(Element data from apps and pages)
•••
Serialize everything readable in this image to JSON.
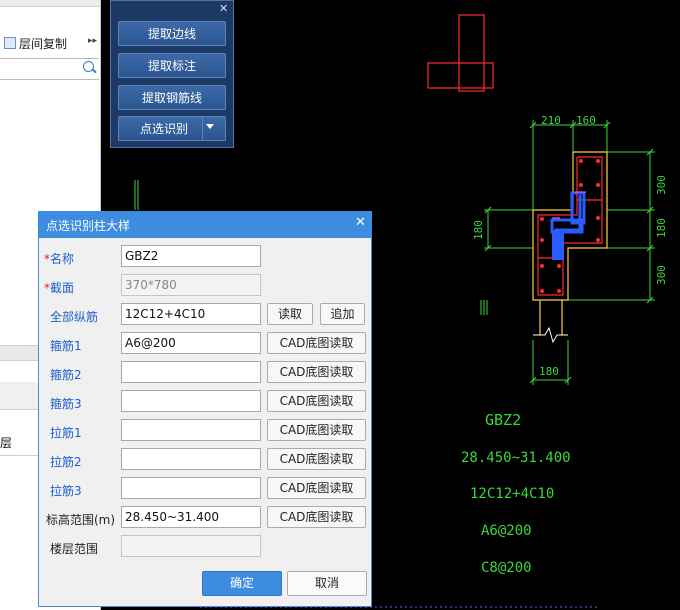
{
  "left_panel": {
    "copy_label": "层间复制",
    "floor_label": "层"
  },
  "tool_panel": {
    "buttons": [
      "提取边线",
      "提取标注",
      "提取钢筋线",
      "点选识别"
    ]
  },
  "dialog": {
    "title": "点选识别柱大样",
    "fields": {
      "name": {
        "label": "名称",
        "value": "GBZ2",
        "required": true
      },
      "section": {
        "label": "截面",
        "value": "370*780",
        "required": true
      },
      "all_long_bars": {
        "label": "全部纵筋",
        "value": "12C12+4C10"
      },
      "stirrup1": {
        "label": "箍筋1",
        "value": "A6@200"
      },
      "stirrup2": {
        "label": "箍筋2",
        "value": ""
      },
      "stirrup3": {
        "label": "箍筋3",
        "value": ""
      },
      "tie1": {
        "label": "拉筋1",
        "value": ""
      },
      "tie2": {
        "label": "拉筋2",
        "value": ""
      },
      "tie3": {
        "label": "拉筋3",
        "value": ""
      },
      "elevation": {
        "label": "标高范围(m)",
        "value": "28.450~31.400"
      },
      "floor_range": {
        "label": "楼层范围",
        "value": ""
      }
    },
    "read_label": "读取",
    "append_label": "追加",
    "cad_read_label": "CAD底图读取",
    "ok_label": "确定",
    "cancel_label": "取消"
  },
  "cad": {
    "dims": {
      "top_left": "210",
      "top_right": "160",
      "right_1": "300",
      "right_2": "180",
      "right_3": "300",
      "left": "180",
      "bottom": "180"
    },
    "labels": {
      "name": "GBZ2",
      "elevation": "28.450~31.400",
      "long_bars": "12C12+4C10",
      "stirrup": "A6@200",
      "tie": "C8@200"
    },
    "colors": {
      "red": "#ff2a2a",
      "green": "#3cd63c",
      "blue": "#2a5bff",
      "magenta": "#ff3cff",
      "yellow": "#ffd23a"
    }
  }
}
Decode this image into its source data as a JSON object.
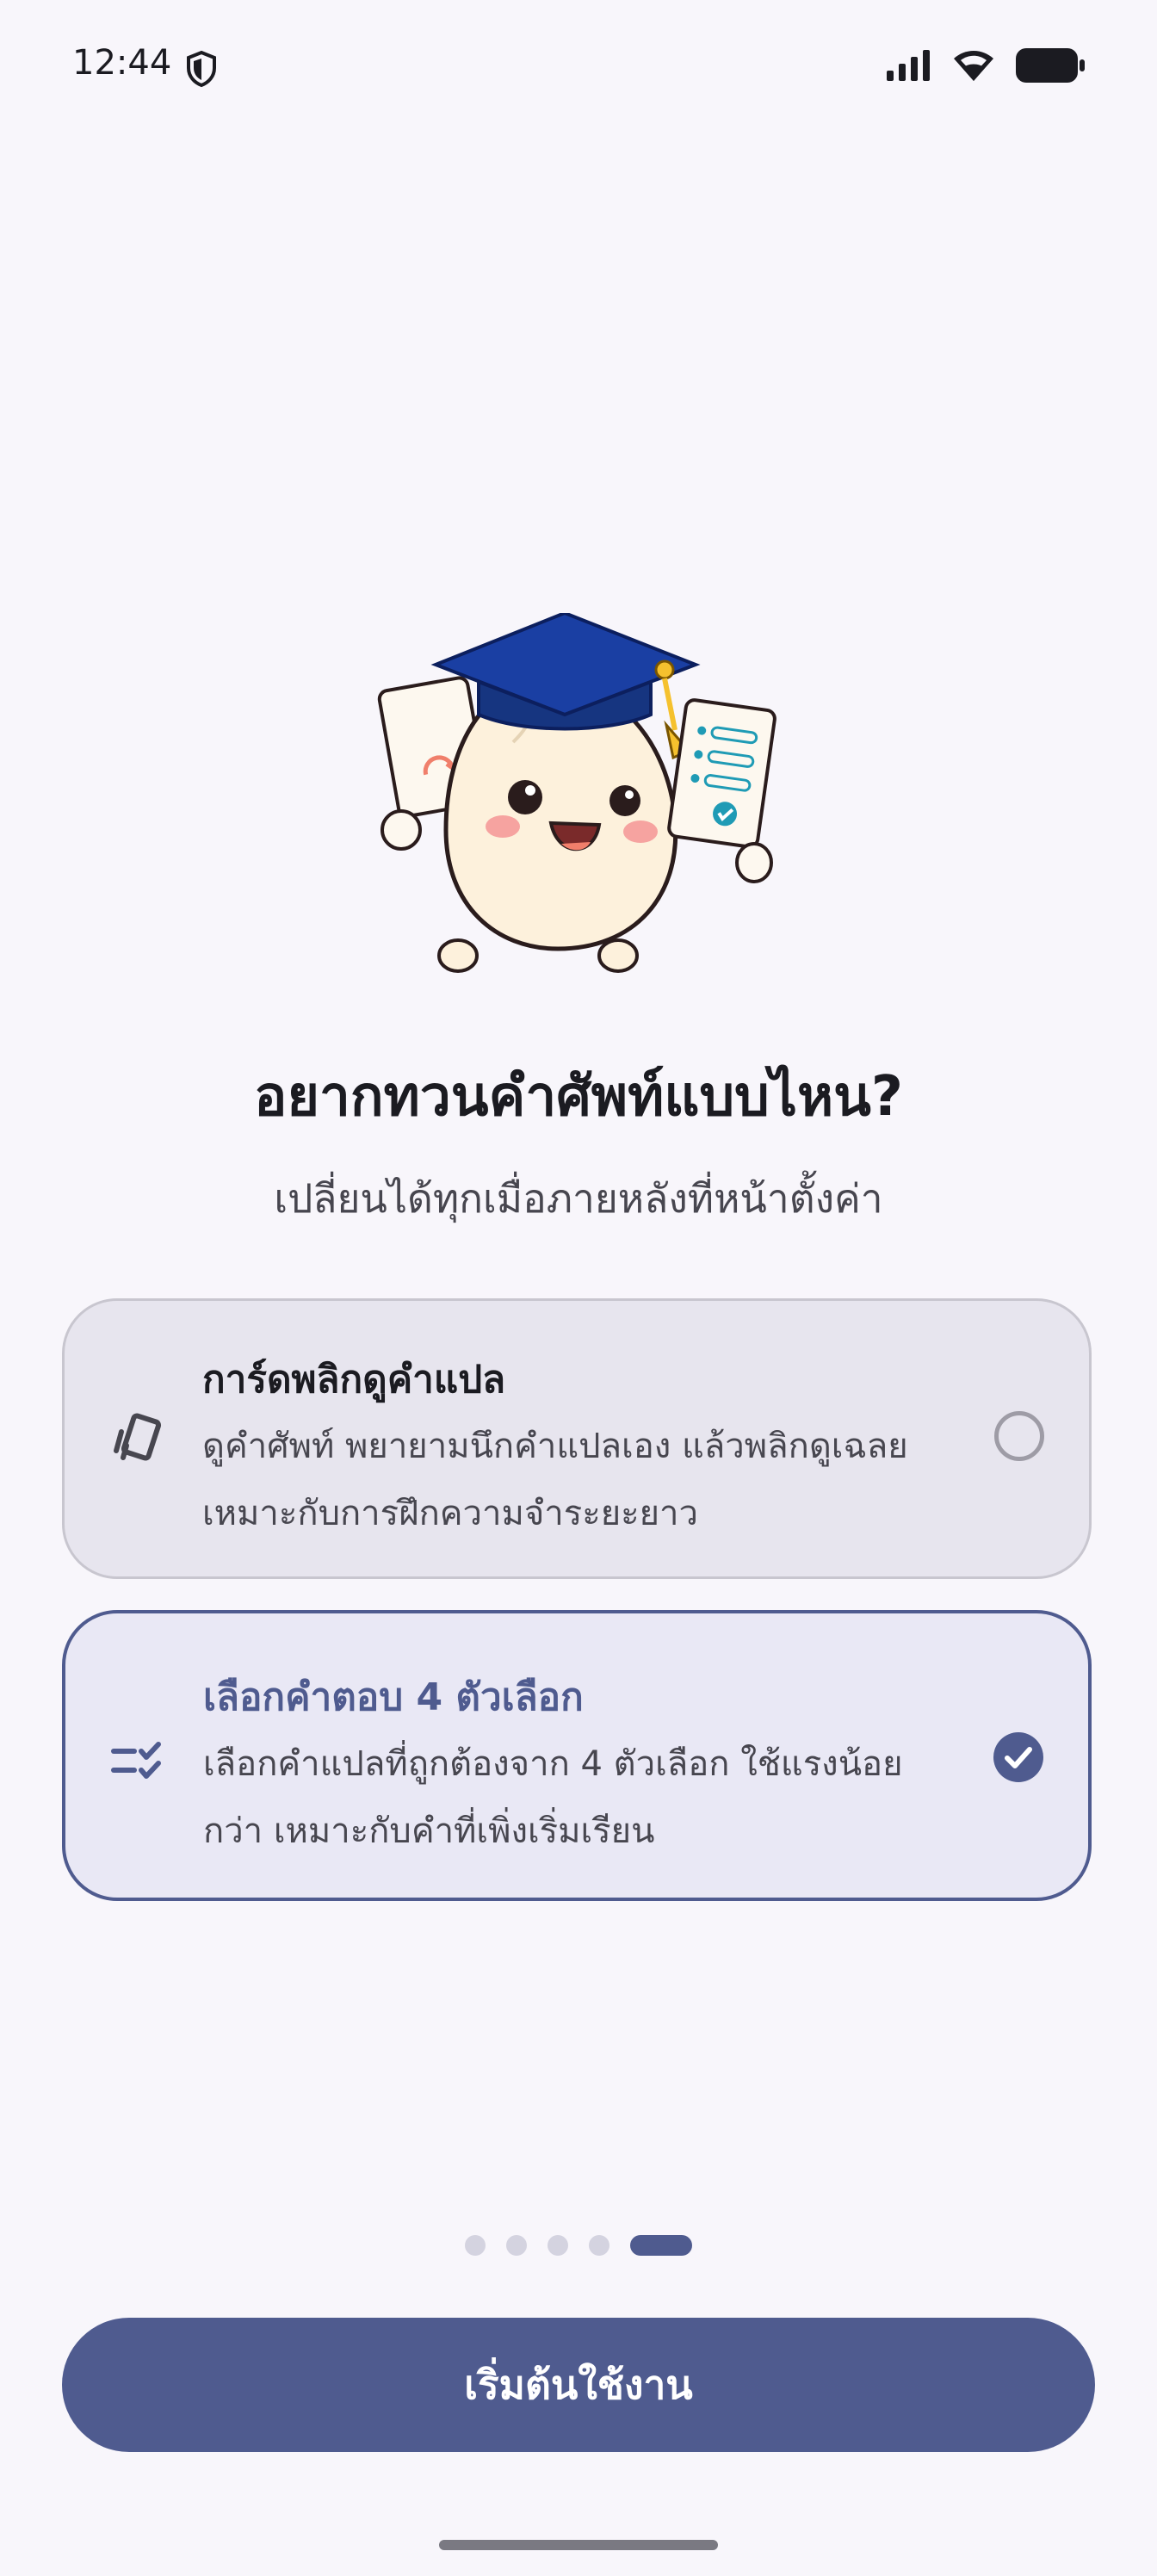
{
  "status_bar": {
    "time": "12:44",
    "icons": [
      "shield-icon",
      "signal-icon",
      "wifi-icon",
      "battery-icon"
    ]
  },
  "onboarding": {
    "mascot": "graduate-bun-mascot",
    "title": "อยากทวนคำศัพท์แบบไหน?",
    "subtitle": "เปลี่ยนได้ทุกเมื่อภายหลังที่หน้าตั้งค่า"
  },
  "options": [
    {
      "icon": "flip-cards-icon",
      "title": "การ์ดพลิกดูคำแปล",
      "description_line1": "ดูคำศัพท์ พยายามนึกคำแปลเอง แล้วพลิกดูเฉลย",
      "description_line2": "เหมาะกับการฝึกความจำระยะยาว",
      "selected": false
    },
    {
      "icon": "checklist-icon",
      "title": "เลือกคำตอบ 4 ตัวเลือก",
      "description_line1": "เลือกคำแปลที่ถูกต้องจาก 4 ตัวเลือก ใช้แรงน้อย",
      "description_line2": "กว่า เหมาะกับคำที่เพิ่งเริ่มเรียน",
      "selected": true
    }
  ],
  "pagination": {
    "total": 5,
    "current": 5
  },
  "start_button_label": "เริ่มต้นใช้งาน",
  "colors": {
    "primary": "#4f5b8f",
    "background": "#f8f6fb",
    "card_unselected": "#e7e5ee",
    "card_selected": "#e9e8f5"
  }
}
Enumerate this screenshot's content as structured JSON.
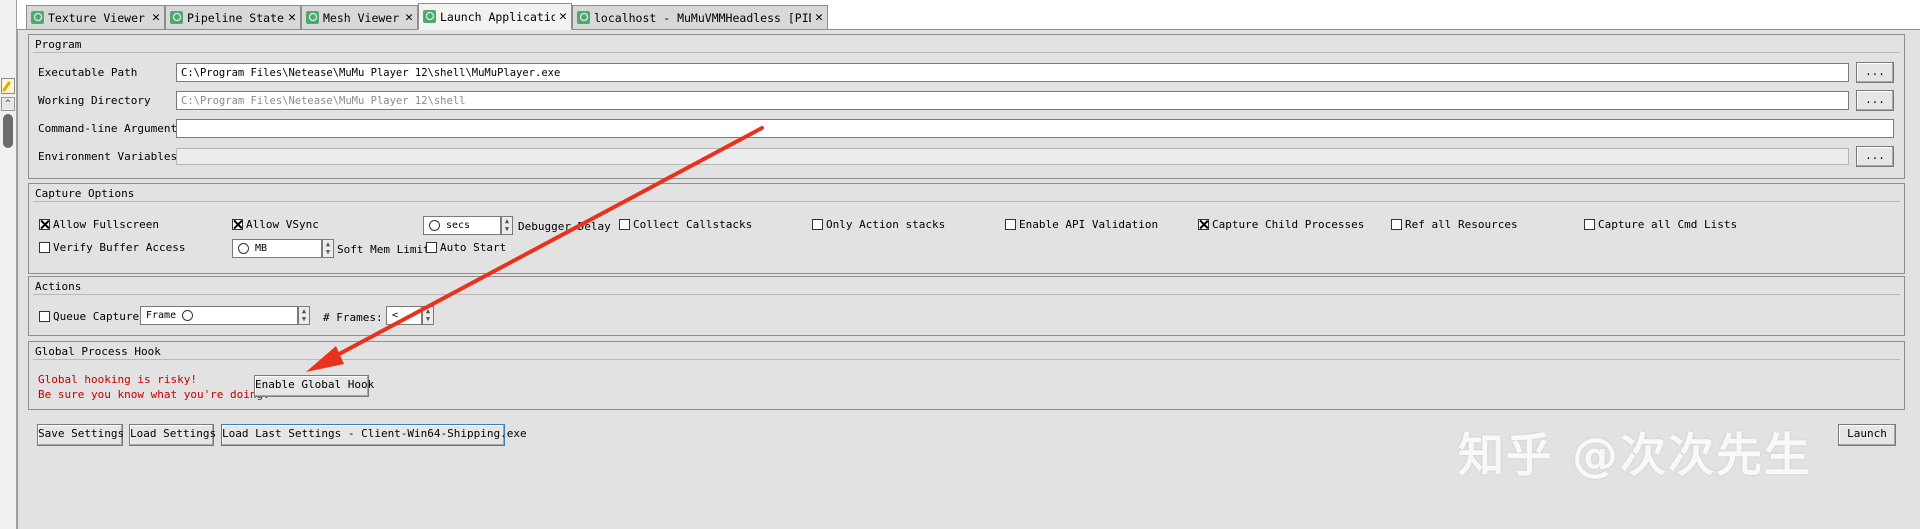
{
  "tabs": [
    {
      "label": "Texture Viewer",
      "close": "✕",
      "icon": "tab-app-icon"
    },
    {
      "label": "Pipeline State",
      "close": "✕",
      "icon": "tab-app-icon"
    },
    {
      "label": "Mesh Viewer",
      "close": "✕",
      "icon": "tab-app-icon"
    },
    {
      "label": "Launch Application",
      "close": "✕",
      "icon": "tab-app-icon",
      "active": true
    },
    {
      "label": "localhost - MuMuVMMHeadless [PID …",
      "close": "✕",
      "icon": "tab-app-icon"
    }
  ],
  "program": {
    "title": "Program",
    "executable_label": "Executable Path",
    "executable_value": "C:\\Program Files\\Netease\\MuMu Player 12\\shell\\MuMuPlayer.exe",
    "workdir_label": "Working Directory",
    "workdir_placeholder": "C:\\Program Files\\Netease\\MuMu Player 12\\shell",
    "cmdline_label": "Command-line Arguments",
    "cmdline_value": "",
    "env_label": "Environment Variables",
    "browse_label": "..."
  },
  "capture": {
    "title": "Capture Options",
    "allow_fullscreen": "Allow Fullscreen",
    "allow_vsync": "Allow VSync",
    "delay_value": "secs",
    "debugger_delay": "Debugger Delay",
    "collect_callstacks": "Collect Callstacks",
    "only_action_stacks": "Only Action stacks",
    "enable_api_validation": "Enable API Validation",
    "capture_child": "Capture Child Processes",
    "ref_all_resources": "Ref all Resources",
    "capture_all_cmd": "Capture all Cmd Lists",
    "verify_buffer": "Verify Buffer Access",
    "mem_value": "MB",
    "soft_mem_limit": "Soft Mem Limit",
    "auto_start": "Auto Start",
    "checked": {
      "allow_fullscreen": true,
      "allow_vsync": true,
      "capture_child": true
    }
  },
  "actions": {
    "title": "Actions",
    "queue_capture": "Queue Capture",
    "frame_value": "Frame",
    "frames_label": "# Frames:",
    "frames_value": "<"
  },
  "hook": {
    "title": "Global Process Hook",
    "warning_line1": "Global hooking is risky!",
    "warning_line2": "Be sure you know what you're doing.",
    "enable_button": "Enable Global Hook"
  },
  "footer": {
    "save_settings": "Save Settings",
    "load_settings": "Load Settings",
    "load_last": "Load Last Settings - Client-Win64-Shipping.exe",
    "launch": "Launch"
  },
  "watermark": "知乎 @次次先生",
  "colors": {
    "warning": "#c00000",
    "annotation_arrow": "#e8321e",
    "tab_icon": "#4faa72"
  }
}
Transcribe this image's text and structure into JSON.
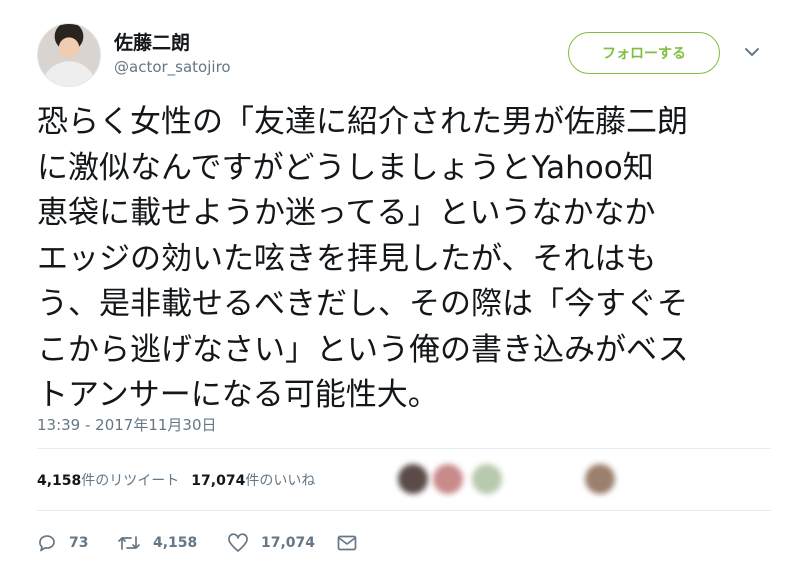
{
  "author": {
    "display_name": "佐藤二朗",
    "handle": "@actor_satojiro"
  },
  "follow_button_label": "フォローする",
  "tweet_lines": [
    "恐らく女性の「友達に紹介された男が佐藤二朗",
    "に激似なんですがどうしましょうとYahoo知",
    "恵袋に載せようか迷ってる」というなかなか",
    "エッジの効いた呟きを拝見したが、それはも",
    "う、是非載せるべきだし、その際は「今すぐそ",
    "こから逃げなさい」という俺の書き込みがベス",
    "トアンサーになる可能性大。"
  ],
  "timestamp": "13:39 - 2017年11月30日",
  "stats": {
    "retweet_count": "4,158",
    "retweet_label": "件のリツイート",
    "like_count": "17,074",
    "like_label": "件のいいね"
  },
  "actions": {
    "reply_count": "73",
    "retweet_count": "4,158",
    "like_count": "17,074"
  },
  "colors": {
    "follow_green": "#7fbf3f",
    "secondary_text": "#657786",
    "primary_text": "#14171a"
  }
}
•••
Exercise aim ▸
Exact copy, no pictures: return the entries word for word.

Exercise solution ▸
Serialize everything readable in this image to JSON.
{
  "left_panel": {
    "copy_label": "层间复制",
    "floor_label": "层"
  },
  "tool_panel": {
    "buttons": [
      "提取边线",
      "提取标注",
      "提取钢筋线",
      "点选识别"
    ]
  },
  "dialog": {
    "title": "点选识别柱大样",
    "fields": {
      "name": {
        "label": "名称",
        "value": "GBZ2",
        "required": true
      },
      "section": {
        "label": "截面",
        "value": "370*780",
        "required": true
      },
      "all_long_bars": {
        "label": "全部纵筋",
        "value": "12C12+4C10"
      },
      "stirrup1": {
        "label": "箍筋1",
        "value": "A6@200"
      },
      "stirrup2": {
        "label": "箍筋2",
        "value": ""
      },
      "stirrup3": {
        "label": "箍筋3",
        "value": ""
      },
      "tie1": {
        "label": "拉筋1",
        "value": ""
      },
      "tie2": {
        "label": "拉筋2",
        "value": ""
      },
      "tie3": {
        "label": "拉筋3",
        "value": ""
      },
      "elevation": {
        "label": "标高范围(m)",
        "value": "28.450~31.400"
      },
      "floor_range": {
        "label": "楼层范围",
        "value": ""
      }
    },
    "read_label": "读取",
    "append_label": "追加",
    "cad_read_label": "CAD底图读取",
    "ok_label": "确定",
    "cancel_label": "取消"
  },
  "cad": {
    "dims": {
      "top_left": "210",
      "top_right": "160",
      "right_1": "300",
      "right_2": "180",
      "right_3": "300",
      "left": "180",
      "bottom": "180"
    },
    "labels": {
      "name": "GBZ2",
      "elevation": "28.450~31.400",
      "long_bars": "12C12+4C10",
      "stirrup": "A6@200",
      "tie": "C8@200"
    },
    "colors": {
      "red": "#ff2a2a",
      "green": "#3cd63c",
      "blue": "#2a5bff",
      "magenta": "#ff3cff",
      "yellow": "#ffd23a"
    }
  }
}
Decode this image into its source data as a JSON object.
{
  "status_bar": {
    "time": "12:44",
    "icons": [
      "shield-icon",
      "signal-icon",
      "wifi-icon",
      "battery-icon"
    ]
  },
  "onboarding": {
    "mascot": "graduate-bun-mascot",
    "title": "อยากทวนคำศัพท์แบบไหน?",
    "subtitle": "เปลี่ยนได้ทุกเมื่อภายหลังที่หน้าตั้งค่า"
  },
  "options": [
    {
      "icon": "flip-cards-icon",
      "title": "การ์ดพลิกดูคำแปล",
      "description_line1": "ดูคำศัพท์ พยายามนึกคำแปลเอง แล้วพลิกดูเฉลย",
      "description_line2": "เหมาะกับการฝึกความจำระยะยาว",
      "selected": false
    },
    {
      "icon": "checklist-icon",
      "title": "เลือกคำตอบ 4 ตัวเลือก",
      "description_line1": "เลือกคำแปลที่ถูกต้องจาก 4 ตัวเลือก ใช้แรงน้อย",
      "description_line2": "กว่า เหมาะกับคำที่เพิ่งเริ่มเรียน",
      "selected": true
    }
  ],
  "pagination": {
    "total": 5,
    "current": 5
  },
  "start_button_label": "เริ่มต้นใช้งาน",
  "colors": {
    "primary": "#4f5b8f",
    "background": "#f8f6fb",
    "card_unselected": "#e7e5ee",
    "card_selected": "#e9e8f5"
  }
}
Enumerate this screenshot's content as structured JSON.
{
  "tabs": [
    {
      "label": "Texture Viewer",
      "close": "✕",
      "icon": "tab-app-icon"
    },
    {
      "label": "Pipeline State",
      "close": "✕",
      "icon": "tab-app-icon"
    },
    {
      "label": "Mesh Viewer",
      "close": "✕",
      "icon": "tab-app-icon"
    },
    {
      "label": "Launch Application",
      "close": "✕",
      "icon": "tab-app-icon",
      "active": true
    },
    {
      "label": "localhost - MuMuVMMHeadless [PID …",
      "close": "✕",
      "icon": "tab-app-icon"
    }
  ],
  "program": {
    "title": "Program",
    "executable_label": "Executable Path",
    "executable_value": "C:\\Program Files\\Netease\\MuMu Player 12\\shell\\MuMuPlayer.exe",
    "workdir_label": "Working Directory",
    "workdir_placeholder": "C:\\Program Files\\Netease\\MuMu Player 12\\shell",
    "cmdline_label": "Command-line Arguments",
    "cmdline_value": "",
    "env_label": "Environment Variables",
    "browse_label": "..."
  },
  "capture": {
    "title": "Capture Options",
    "allow_fullscreen": "Allow Fullscreen",
    "allow_vsync": "Allow VSync",
    "delay_value": "secs",
    "debugger_delay": "Debugger Delay",
    "collect_callstacks": "Collect Callstacks",
    "only_action_stacks": "Only Action stacks",
    "enable_api_validation": "Enable API Validation",
    "capture_child": "Capture Child Processes",
    "ref_all_resources": "Ref all Resources",
    "capture_all_cmd": "Capture all Cmd Lists",
    "verify_buffer": "Verify Buffer Access",
    "mem_value": "MB",
    "soft_mem_limit": "Soft Mem Limit",
    "auto_start": "Auto Start",
    "checked": {
      "allow_fullscreen": true,
      "allow_vsync": true,
      "capture_child": true
    }
  },
  "actions": {
    "title": "Actions",
    "queue_capture": "Queue Capture",
    "frame_value": "Frame",
    "frames_label": "# Frames:",
    "frames_value": "<"
  },
  "hook": {
    "title": "Global Process Hook",
    "warning_line1": "Global hooking is risky!",
    "warning_line2": "Be sure you know what you're doing.",
    "enable_button": "Enable Global Hook"
  },
  "footer": {
    "save_settings": "Save Settings",
    "load_settings": "Load Settings",
    "load_last": "Load Last Settings - Client-Win64-Shipping.exe",
    "launch": "Launch"
  },
  "watermark": "知乎 @次次先生",
  "colors": {
    "warning": "#c00000",
    "annotation_arrow": "#e8321e",
    "tab_icon": "#4faa72"
  }
}
Transcribe this image's text and structure into JSON.
{
  "author": {
    "display_name": "佐藤二朗",
    "handle": "@actor_satojiro"
  },
  "follow_button_label": "フォローする",
  "tweet_lines": [
    "恐らく女性の「友達に紹介された男が佐藤二朗",
    "に激似なんですがどうしましょうとYahoo知",
    "恵袋に載せようか迷ってる」というなかなか",
    "エッジの効いた呟きを拝見したが、それはも",
    "う、是非載せるべきだし、その際は「今すぐそ",
    "こから逃げなさい」という俺の書き込みがベス",
    "トアンサーになる可能性大。"
  ],
  "timestamp": "13:39 - 2017年11月30日",
  "stats": {
    "retweet_count": "4,158",
    "retweet_label": "件のリツイート",
    "like_count": "17,074",
    "like_label": "件のいいね"
  },
  "actions": {
    "reply_count": "73",
    "retweet_count": "4,158",
    "like_count": "17,074"
  },
  "colors": {
    "follow_green": "#7fbf3f",
    "secondary_text": "#657786",
    "primary_text": "#14171a"
  }
}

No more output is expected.